Encapsulated Citric Acid questions
matt93 last edited by
My question regards the use of ECA…Tomorrow, I will be grinding and mixing and stuffing 100 lbs of product for Summer Sausage and snack sticks for Christmas presents, however saturday and sunday will be dedicated to smoking and packaging.
I’ve been doing this for awhile and never used ECA for my stuff, but decided to give it a whirl (I will only be using it on (1) 25 pound batch of snack sticks). With cleanup being the worse part of all of this, I do not want to dirty up my mixer again on saturday morning.
I know that re-grinding with the ECA is a no-no and I have no intentions of doing that anyways. However, if I do not over mix the meat and keep it super cold when doing so, is it entirely possible that there will be no issue with the ECA dispersing into the meat before I actually get around to smoking it, and if so, if it’s already in the casings, what can actually happen to the final product if it indeed does?

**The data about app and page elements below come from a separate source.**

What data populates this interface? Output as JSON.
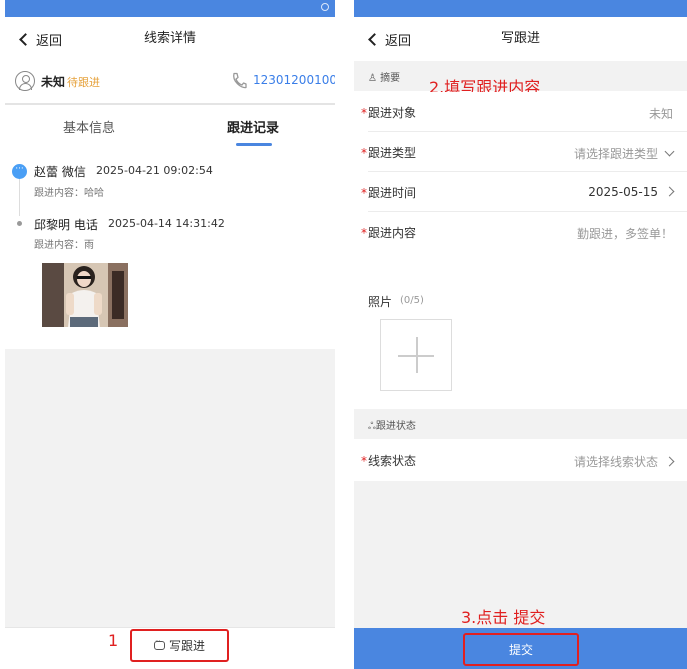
{
  "left_screen": {
    "nav": {
      "back_label": "返回",
      "title": "线索详情"
    },
    "lead": {
      "name": "未知",
      "status": "待跟进",
      "phone": "12301200100"
    },
    "tabs": {
      "basic": "基本信息",
      "records": "跟进记录"
    },
    "records": [
      {
        "person": "赵蕾",
        "type": "微信",
        "time": "2025-04-21 09:02:54",
        "content": "跟进内容：哈哈"
      },
      {
        "person": "邱黎明",
        "type": "电话",
        "time": "2025-04-14 14:31:42",
        "content": "跟进内容：雨"
      }
    ],
    "bottom": {
      "write_label": "写跟进"
    },
    "annotation": "1"
  },
  "right_screen": {
    "nav": {
      "back_label": "返回",
      "title": "写跟进"
    },
    "section_summary": "摘要",
    "annotation_fill": "2.填写跟进内容",
    "fields": {
      "target": {
        "label": "跟进对象",
        "value": "未知"
      },
      "type": {
        "label": "跟进类型",
        "placeholder": "请选择跟进类型"
      },
      "time": {
        "label": "跟进时间",
        "value": "2025-05-15"
      },
      "content": {
        "label": "跟进内容",
        "placeholder": "勤跟进，多签单！"
      }
    },
    "photos": {
      "label": "照片",
      "count": "(0/5)"
    },
    "section_status": "跟进状态",
    "lead_status": {
      "label": "线索状态",
      "placeholder": "请选择线索状态"
    },
    "annotation_submit": "3.点击 提交",
    "submit_label": "提交"
  },
  "colors": {
    "primary": "#4a86e0",
    "annotation_red": "#e02020",
    "status_orange": "#e6a23c",
    "phone_blue": "#3a7ee8"
  }
}
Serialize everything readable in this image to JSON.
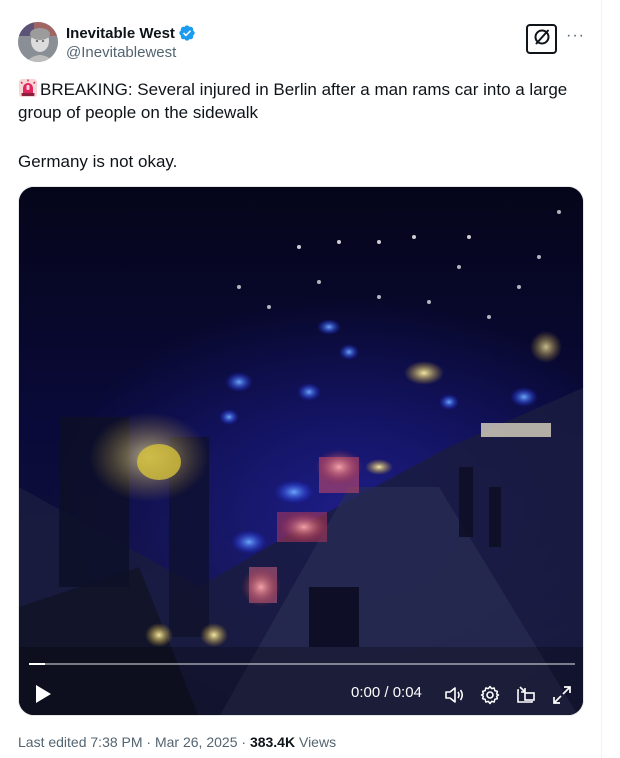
{
  "author": {
    "display_name": "Inevitable West",
    "handle": "@Inevitablewest",
    "verified": true,
    "verified_color": "#1d9bf0"
  },
  "header_actions": {
    "grok_icon": "grok-slash-circle-icon",
    "more_label": "···"
  },
  "tweet": {
    "emoji": "rotating-light-icon",
    "text_line1": "BREAKING: Several injured in Berlin after a man rams car into a large",
    "text_line2": "group of people on the sidewalk",
    "text_para2": "Germany is not okay."
  },
  "video": {
    "current_time": "0:00",
    "duration": "0:04",
    "time_display": "0:00 / 0:04",
    "progress": 0.03,
    "controls": [
      "play-icon",
      "volume-icon",
      "settings-icon",
      "pip-icon",
      "fullscreen-icon"
    ]
  },
  "meta": {
    "edited_prefix": "Last edited ",
    "time": "7:38 PM",
    "sep1": " · ",
    "date": "Mar 26, 2025",
    "sep2": " · ",
    "views_count": "383.4K",
    "views_label": " Views"
  }
}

@matt93 Great question, sadly I don’t have a great answer! The issue is that you might be totally fine or you might end up with a dry and crumbly product. It will all depend on if the casing of the citric acid breaks down or not. Now, I did an experiment here a few days ago where I had a hot cup of water and a cold one and I added the Encapsulated Citric Acid(ECA) to both of them. Immediately the hot one started to dissolve the cottonseed oil that is used to Encapsulate the Citric Acid and within a minute the water was very tangy. After a few minutes, the cold water had some tang but nowhere near the same amount as the hot one. Even the next day there was only a slightly tangy taste to it, which to me meant that most of the encapsulation held.
I would say that there is a chance that you will process with no major issues. The most important thing you can do to ensure this is to keep everything as cold as possible when dealing with ECA, and when you are mixing in the ECA add it during the last 60 seconds.

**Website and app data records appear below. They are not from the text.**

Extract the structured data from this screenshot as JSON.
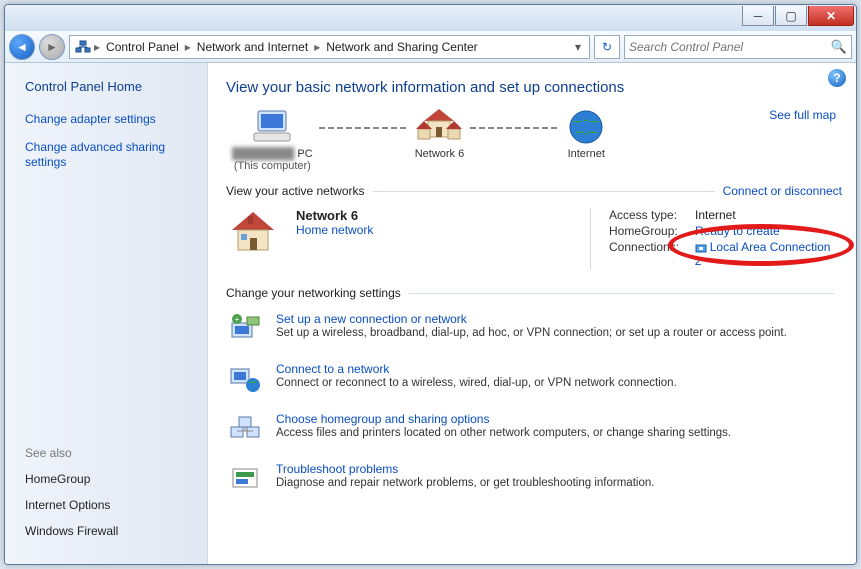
{
  "breadcrumb": {
    "items": [
      "Control Panel",
      "Network and Internet",
      "Network and Sharing Center"
    ]
  },
  "search": {
    "placeholder": "Search Control Panel"
  },
  "sidebar": {
    "home": "Control Panel Home",
    "links": [
      "Change adapter settings",
      "Change advanced sharing settings"
    ],
    "see_also_h": "See also",
    "see_also": [
      "HomeGroup",
      "Internet Options",
      "Windows Firewall"
    ]
  },
  "main": {
    "title": "View your basic network information and set up connections",
    "full_map": "See full map",
    "nodes": {
      "pc_name": "PC",
      "pc_sub": "(This computer)",
      "net_name": "Network  6",
      "inet": "Internet"
    },
    "active_h": "View your active networks",
    "connect_link": "Connect or disconnect",
    "network": {
      "name": "Network  6",
      "type": "Home network",
      "access_k": "Access type:",
      "access_v": "Internet",
      "hg_k": "HomeGroup:",
      "hg_v": "Ready to create",
      "conn_k": "Connections:",
      "conn_v": "Local Area Connection 2"
    },
    "settings_h": "Change your networking settings",
    "items": [
      {
        "t": "Set up a new connection or network",
        "d": "Set up a wireless, broadband, dial-up, ad hoc, or VPN connection; or set up a router or access point."
      },
      {
        "t": "Connect to a network",
        "d": "Connect or reconnect to a wireless, wired, dial-up, or VPN network connection."
      },
      {
        "t": "Choose homegroup and sharing options",
        "d": "Access files and printers located on other network computers, or change sharing settings."
      },
      {
        "t": "Troubleshoot problems",
        "d": "Diagnose and repair network problems, or get troubleshooting information."
      }
    ]
  }
}
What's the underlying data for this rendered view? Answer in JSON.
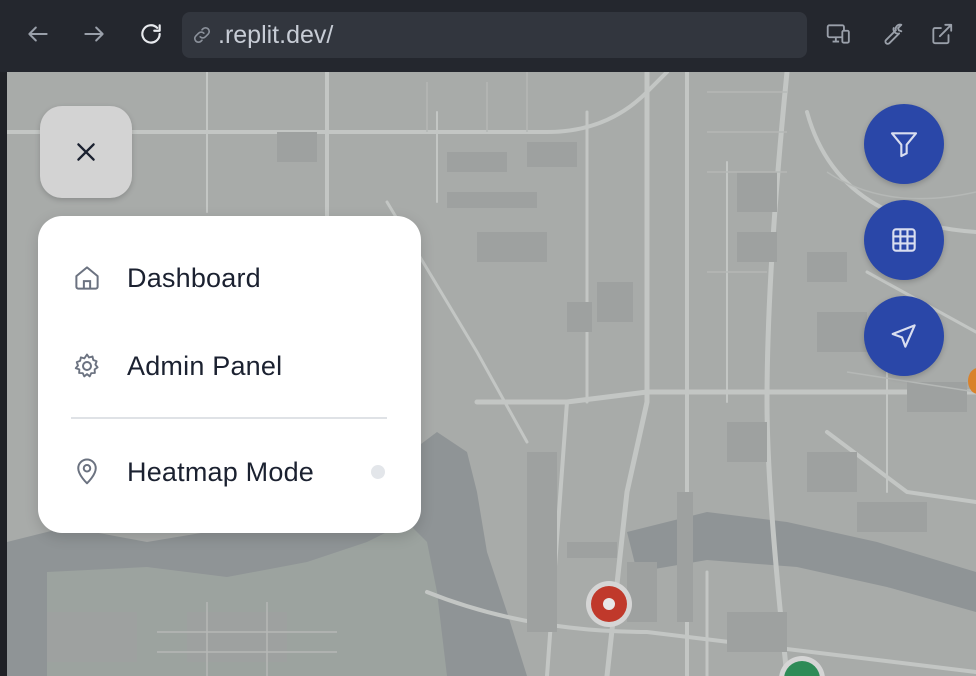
{
  "browser": {
    "url": ".replit.dev/",
    "icons": {
      "back": "arrow-left-icon",
      "forward": "arrow-right-icon",
      "reload": "reload-icon",
      "link": "link-icon",
      "devices": "devices-icon",
      "tools": "wrench-icon",
      "open_external": "external-link-icon"
    }
  },
  "menu": {
    "items": [
      {
        "label": "Dashboard",
        "icon": "home-icon"
      },
      {
        "label": "Admin Panel",
        "icon": "gear-icon"
      },
      {
        "label": "Heatmap Mode",
        "icon": "map-pin-icon"
      }
    ]
  },
  "fabs": [
    {
      "icon": "filter-icon"
    },
    {
      "icon": "grid-icon"
    },
    {
      "icon": "navigation-icon"
    }
  ],
  "colors": {
    "toolbar_bg": "#24272e",
    "fab_blue": "#2a47a8",
    "marker_red": "#c0392b",
    "marker_green": "#2e8b57",
    "marker_orange": "#d9822b"
  }
}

Obviously I am not guaranteeing anything and you might end up ruining the batch. What will happen is the acid will release to soon and denature your product causing it to be dry and crumbly.

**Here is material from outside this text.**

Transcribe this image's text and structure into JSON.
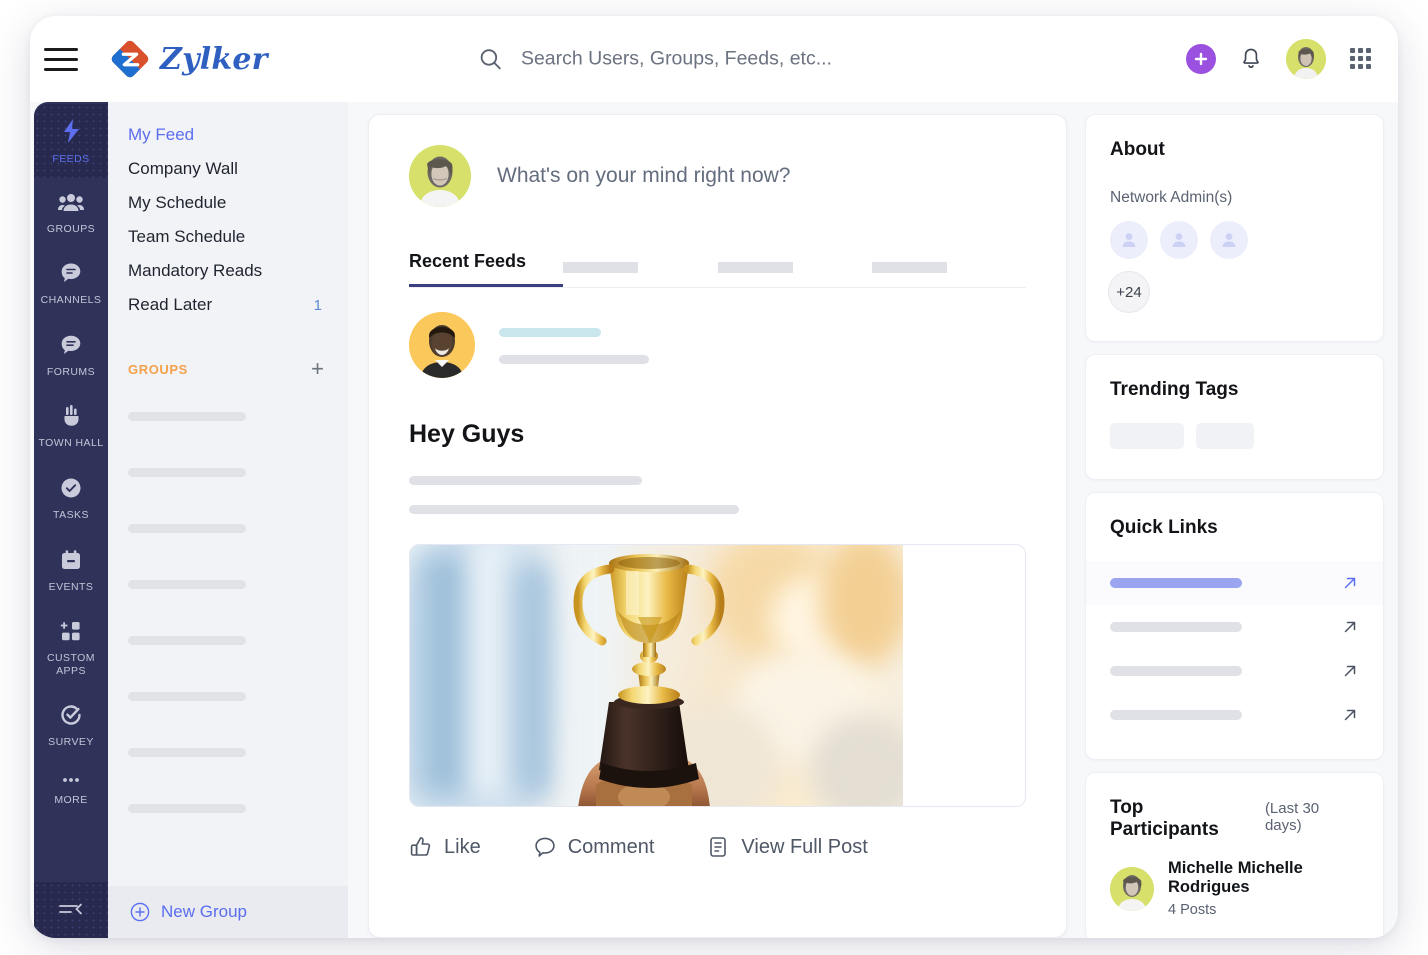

My suggestion would be that even though clean up is a pain that you do that one batch the same day as smoking to ensure everything comes out correct!
matt93 last edited by
Thanks you for the quick response, Jonathon…Interesting experiment that you performed; it would stand to reason that under normal circumstances that the cottonseed oil doesn’t break down until it reaches a temperature of 130 F, therefore keeping the temp down would be paramount in keeping it intact until the final stage of smoking/cooking.
Cleaning up the mixer and stuffer is such a pain in the ass which is why we always try to do a minimum of 50 lb batches when it’s possible. I might just try it and see what happens. Protein extraction is so critical, so not sure how easy its going to be to mix in the ECA in the last 60 seconds without rupturing the oil casing…Quite the dilemma, and I hate wasting any meat.
The mixer I bought that attaches to my grinder has made life SO much easier and I wouldn’t trade it for the old method of hand mixing, especially when doing 25 pound batches product.
One more question: How quickly does the ECA permeate the product when it does rupture, and is there any real difference between letting it sit for a few hours before smoking, or going immediately from stuffer to smoker? I tend to overthink these things.
@matt93 Yes, keeping it cold is going to be your best bet here without a doubt. Adding ECA during the last 60 seconds of mixing is always best practice, and that might be where you run into the real issue. I still say there is a chance that it is okay. You might get some breaking from the mechanical energy of the paddles but hopefully, it won’t be too much!
I do all of the cleaning here of equipment when we are done with videos (@Austin always feels bad about that!) but I honestly don’t mind it, pop on a podcast and I am good to go!
There won’t be a real difference between letting it sit for a few hours and going directly to the smoker, the only real issue will be if some of the encapsulation broke from the mixing. As for how quickly it permeates that’s 100% dependent on how well it is mixed into the meat.
ECA needs to be at 135° for about an hour before it totally breaks down.
Last night I went through the cleaning procedure and I couldn’t be happier with the ease of the process. Remove grates, scrape the heat shield with a metal spatula and vacuum the ashes and debris underneath. It only took a few minutes and there was an astonishingly small amount of ash. After two weeks of almost daily grilling and going through 20 lbs or more of pellets the total accumulation was around one cup of ash. The pellets burn so efficiently that there is little to no residual.
@Jonathon I have used them many times and I’ve always noticed a distinct cedar character although that depends on the temps you are cooking at. To get the most of it I will soak in water for a bit and cook over pretty high temps…the wood should scorch and smolder a little bit. I’ve had a few catch on fire. lol.
When it came to cooking on the Pit Boss I wanted as low and slow as I could get away with. Due to the the size of the fish I figured the cedar would shield against any hot spots I might have and slow down the cooking process as much as possible. I doubt there was much if any of the cedar that was picked up by the salmon although I didn’t eat much of the side that was resting on the plank. The pellets I was using were apple.
@Joe-Hell Do you often cook on planks? I have tried it a time or two and never noticed a difference. Is it only supposed to be used for heat shielding?